Items from a data source

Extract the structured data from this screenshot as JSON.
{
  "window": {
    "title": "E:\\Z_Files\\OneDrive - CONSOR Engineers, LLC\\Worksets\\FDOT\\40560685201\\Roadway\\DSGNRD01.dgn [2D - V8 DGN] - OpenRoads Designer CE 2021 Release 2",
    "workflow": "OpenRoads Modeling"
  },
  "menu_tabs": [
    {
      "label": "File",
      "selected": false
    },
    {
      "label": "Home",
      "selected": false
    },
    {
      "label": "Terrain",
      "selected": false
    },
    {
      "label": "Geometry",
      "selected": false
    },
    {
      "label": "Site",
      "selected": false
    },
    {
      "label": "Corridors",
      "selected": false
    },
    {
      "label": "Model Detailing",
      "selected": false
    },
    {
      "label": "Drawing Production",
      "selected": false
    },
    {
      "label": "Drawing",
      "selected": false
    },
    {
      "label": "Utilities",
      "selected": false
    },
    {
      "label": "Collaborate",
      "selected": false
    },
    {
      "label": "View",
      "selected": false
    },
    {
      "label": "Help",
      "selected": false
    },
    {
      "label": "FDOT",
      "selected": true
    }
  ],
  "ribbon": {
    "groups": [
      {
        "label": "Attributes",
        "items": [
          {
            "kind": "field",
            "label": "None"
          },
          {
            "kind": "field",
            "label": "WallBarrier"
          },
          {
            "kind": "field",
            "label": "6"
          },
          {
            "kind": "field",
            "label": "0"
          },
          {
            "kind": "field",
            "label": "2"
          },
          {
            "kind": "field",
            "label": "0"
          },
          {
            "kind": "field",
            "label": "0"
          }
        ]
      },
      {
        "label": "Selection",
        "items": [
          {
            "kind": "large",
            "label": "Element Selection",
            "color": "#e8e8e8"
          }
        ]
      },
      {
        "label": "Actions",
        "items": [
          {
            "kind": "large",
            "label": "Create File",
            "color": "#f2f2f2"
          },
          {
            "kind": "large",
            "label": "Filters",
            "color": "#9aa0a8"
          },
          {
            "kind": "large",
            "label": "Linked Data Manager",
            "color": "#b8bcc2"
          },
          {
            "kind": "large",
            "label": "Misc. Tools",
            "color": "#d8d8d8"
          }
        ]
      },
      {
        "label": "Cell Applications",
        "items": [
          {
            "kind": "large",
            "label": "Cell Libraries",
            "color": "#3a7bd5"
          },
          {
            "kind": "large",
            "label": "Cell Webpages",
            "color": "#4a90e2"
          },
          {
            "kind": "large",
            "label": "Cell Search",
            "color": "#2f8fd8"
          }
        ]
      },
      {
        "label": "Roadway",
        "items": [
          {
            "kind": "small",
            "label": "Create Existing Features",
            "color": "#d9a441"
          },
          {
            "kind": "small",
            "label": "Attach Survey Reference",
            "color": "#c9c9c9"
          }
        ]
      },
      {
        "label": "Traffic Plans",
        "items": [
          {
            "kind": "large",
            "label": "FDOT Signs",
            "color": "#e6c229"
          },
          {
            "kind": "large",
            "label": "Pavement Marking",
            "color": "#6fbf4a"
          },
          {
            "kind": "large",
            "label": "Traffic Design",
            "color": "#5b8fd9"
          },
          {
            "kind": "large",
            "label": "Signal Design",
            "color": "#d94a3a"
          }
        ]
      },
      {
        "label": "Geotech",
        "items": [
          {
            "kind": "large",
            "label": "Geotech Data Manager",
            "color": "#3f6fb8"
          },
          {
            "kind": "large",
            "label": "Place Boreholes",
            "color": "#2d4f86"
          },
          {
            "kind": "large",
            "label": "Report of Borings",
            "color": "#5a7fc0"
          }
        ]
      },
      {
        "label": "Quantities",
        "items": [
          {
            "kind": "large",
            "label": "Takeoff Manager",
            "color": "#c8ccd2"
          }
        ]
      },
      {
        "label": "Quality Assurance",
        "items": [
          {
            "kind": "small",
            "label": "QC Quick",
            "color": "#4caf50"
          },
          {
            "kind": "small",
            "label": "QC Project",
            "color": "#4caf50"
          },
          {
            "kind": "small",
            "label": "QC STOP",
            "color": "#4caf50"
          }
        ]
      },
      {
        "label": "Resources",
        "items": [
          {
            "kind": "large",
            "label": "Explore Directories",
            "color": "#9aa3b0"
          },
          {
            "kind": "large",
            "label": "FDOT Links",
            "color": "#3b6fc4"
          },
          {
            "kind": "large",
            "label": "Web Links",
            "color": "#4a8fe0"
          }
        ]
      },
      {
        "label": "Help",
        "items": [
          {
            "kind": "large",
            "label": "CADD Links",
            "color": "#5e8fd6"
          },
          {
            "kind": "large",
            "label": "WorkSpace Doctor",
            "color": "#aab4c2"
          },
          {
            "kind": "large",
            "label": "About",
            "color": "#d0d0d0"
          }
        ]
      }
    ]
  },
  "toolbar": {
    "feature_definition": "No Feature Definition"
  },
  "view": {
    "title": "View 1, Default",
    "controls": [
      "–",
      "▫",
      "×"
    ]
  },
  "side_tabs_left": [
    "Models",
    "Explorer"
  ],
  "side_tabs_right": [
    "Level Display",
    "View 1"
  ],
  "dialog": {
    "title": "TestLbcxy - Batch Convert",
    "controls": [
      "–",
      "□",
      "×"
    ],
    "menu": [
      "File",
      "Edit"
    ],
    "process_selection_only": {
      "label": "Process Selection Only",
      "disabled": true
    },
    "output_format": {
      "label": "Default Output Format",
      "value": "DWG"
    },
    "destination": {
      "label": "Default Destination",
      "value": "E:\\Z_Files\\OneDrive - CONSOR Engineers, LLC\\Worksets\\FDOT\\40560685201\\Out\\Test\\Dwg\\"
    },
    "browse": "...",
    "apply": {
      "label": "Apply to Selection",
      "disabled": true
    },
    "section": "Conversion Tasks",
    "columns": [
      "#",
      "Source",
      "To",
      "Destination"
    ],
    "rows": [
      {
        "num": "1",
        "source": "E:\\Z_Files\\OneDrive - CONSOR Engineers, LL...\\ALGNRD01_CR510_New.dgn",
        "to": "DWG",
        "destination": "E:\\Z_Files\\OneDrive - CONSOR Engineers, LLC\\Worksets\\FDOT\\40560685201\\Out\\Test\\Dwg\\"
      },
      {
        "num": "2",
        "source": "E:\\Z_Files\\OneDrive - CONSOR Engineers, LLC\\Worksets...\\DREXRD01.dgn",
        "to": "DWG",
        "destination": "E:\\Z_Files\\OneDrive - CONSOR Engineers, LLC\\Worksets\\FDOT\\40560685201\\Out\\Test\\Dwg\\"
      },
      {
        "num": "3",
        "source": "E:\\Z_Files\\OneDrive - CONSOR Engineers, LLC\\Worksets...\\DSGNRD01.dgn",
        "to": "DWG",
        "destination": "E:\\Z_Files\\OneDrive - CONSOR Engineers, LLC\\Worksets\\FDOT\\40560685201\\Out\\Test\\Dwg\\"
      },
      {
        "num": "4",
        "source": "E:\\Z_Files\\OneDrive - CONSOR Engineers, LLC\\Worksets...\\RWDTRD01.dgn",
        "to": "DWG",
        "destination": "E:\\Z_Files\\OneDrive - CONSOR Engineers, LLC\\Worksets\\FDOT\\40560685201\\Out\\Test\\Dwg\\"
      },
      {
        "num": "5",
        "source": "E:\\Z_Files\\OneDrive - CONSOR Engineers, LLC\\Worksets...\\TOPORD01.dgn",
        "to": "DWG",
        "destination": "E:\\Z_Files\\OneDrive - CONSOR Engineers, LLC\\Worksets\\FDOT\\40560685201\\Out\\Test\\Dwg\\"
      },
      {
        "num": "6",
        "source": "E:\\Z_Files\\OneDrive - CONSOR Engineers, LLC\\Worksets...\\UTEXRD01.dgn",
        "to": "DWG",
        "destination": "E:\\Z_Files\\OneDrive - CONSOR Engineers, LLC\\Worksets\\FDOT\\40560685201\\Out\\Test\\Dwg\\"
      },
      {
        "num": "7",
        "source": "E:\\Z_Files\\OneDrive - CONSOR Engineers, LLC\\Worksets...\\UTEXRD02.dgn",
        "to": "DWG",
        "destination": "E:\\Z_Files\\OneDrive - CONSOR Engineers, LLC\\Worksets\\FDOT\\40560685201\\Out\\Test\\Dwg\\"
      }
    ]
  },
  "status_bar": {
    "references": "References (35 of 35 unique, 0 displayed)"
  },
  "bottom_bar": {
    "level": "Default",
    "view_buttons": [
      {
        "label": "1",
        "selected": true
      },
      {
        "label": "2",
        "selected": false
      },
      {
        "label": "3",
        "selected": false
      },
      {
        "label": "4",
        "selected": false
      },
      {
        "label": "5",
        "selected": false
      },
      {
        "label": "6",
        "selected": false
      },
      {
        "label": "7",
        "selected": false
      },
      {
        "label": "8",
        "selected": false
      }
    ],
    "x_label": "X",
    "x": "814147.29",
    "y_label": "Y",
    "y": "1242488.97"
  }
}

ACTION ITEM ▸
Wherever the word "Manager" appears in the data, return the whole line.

OUTPUT FOR THIS EXERCISE ▸
            "label": "Linked Data Manager",
            "label": "Geotech Data Manager",
            "label": "Takeoff Manager",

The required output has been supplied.